What do you think is the biggest issue for women in the workplace?
I think the biggest issue for women in the work place is inequity at home and in the workplace. There seems to be an expectation that women should take care of home completely and then be able to take care of work completely all for less pay. I do think that is changing a bit... but we still have a ways to go.

How has mentorship made a difference in your professional and personal life?
I think of mentorship as not just from those that come before you or have more experience than you, but also as a lateral sharing of experiences between people in similar businesses. I've learned so much from people I've worked with.

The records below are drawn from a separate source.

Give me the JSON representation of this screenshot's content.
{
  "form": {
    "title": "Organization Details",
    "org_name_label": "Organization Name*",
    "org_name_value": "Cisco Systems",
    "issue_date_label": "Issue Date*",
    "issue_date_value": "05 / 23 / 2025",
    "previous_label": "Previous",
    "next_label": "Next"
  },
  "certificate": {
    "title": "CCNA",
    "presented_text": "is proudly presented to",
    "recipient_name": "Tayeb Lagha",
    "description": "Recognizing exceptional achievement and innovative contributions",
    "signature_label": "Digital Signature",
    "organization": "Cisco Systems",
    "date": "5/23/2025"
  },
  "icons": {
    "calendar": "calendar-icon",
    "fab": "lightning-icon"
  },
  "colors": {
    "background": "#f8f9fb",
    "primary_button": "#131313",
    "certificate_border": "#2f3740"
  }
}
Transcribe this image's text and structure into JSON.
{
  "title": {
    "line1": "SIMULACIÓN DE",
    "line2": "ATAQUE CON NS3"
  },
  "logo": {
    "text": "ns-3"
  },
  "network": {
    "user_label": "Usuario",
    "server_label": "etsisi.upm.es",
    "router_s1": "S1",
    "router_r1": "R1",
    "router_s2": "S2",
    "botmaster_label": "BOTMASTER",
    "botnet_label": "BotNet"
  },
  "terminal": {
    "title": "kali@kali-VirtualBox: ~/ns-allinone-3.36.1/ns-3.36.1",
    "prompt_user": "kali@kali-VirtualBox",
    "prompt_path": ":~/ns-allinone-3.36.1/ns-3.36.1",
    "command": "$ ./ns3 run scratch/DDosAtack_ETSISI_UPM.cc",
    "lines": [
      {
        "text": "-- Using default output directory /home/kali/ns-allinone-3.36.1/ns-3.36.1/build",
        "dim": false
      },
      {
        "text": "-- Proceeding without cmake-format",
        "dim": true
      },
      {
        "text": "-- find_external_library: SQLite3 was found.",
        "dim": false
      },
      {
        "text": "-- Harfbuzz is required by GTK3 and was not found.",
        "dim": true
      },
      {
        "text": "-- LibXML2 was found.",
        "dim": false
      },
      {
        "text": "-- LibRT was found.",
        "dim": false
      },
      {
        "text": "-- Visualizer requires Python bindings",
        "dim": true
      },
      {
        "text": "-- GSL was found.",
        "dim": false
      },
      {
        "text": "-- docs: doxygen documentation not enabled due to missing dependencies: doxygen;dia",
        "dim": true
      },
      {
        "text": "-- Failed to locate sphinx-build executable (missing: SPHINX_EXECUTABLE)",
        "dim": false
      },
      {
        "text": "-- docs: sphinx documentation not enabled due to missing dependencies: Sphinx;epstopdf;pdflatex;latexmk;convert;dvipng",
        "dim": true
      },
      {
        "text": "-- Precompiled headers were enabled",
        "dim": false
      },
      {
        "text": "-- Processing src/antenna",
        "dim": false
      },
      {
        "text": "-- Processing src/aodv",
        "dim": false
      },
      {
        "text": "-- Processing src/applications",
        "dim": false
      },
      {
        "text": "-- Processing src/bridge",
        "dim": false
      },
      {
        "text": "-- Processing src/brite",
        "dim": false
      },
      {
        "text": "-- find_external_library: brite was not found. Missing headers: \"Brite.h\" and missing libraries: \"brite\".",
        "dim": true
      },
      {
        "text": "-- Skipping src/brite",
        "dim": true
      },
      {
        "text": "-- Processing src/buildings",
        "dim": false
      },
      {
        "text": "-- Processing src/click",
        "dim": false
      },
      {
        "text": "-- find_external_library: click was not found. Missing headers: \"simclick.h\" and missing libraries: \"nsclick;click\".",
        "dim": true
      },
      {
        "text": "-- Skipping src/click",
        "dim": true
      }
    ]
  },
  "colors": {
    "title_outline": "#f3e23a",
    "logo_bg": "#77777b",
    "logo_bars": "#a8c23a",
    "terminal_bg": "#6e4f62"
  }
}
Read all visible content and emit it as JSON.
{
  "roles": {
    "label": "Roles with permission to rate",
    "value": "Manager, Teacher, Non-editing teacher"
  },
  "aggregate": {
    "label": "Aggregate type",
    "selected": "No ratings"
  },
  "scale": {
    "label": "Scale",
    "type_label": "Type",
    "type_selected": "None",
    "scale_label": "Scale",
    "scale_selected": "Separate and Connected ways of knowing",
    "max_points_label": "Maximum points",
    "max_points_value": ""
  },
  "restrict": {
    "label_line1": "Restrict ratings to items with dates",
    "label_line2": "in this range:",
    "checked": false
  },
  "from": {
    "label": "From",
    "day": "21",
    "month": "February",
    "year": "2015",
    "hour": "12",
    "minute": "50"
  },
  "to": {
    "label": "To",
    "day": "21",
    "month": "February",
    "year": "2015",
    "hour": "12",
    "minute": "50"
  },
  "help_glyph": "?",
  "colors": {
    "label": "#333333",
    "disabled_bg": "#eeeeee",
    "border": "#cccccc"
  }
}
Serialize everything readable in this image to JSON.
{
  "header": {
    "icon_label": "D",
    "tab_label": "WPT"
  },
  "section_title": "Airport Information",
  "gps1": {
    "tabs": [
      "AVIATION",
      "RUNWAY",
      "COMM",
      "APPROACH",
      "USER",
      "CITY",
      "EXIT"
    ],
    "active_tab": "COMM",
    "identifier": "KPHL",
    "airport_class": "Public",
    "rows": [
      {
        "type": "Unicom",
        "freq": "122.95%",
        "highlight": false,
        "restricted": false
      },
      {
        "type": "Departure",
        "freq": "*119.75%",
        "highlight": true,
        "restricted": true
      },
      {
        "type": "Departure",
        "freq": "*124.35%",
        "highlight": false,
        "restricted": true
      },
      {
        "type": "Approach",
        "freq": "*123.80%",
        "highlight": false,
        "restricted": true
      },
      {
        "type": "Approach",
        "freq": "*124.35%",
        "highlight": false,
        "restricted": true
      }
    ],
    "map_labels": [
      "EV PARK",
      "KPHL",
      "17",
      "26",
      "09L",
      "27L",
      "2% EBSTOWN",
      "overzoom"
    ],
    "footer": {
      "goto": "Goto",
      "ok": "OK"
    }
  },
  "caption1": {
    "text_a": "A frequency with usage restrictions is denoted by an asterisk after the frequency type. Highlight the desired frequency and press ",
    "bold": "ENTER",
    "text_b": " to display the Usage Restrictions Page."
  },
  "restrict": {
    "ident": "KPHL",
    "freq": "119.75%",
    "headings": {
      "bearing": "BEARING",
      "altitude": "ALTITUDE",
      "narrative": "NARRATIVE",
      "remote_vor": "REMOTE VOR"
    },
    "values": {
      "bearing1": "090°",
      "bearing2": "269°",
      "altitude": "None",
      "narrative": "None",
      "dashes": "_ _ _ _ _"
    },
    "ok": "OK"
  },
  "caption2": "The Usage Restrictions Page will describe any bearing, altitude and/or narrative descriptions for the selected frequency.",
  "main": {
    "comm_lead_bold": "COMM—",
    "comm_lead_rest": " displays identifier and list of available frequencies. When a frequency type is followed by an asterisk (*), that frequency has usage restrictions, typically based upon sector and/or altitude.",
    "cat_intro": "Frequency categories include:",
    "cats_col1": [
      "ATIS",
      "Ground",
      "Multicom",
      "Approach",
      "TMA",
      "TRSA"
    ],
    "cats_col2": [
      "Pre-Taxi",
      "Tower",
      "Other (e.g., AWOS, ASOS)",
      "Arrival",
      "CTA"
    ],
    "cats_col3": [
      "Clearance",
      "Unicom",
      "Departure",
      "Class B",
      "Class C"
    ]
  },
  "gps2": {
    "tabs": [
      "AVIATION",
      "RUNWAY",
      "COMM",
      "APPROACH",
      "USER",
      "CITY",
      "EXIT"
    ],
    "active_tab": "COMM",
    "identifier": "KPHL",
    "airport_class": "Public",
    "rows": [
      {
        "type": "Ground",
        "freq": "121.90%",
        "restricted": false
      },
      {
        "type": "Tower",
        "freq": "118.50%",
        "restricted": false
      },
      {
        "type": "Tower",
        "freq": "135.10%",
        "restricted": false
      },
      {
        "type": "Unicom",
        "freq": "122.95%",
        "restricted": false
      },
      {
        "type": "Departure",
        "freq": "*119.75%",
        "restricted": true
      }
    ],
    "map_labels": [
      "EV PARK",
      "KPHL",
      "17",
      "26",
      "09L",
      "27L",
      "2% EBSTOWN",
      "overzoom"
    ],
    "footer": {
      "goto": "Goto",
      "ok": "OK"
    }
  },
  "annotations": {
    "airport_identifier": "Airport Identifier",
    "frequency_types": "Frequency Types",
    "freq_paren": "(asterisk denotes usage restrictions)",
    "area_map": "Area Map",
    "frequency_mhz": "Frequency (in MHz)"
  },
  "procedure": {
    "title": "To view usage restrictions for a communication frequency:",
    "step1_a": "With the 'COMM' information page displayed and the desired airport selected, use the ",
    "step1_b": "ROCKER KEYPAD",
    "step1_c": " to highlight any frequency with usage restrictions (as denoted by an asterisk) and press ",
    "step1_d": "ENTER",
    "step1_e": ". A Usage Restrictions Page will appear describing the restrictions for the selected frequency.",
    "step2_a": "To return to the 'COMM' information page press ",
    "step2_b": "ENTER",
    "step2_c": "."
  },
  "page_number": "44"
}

No one can build a business or develop into a successful leader without the help of others. I have been fortunate to have good people around me which is critical. You want good mentorship from good people so choose wisely. I would not be where I am today if it weren't for the brilliant advice and guidance of so many, personally and professionally. And the truth is that personal and professional overlaps.

Which other female leaders do you admire and why?
There are so many that I can't name them all. From Robin Roberts to Pamela Thomas Graham to Tina Brown to my partner, Nikki Silver and others who may not have public recognition. What I admire in these women is their incredible intelligence, drive, passion and energy. They have the gumption to go out in the world and make their mark through their own unique talent and they don't apologize for it. They adapt, they are flexible and they keep going. They go for it. They are audacious and we are better for it.

What do you want Queen Bee to accomplish?
I hope Queen Bee inspires and encourages men and women to turn their dreams into incredible ventures. While there is absolutely risk in starting and building one's own business, it is so much fun and so gratifying when it works. And the advice given by our illustrious panel of judges is good for everyone from the first time business owner to the seasoned entrepreneur. I hope everyone finds a bit of a takeaway from the show. I know I did.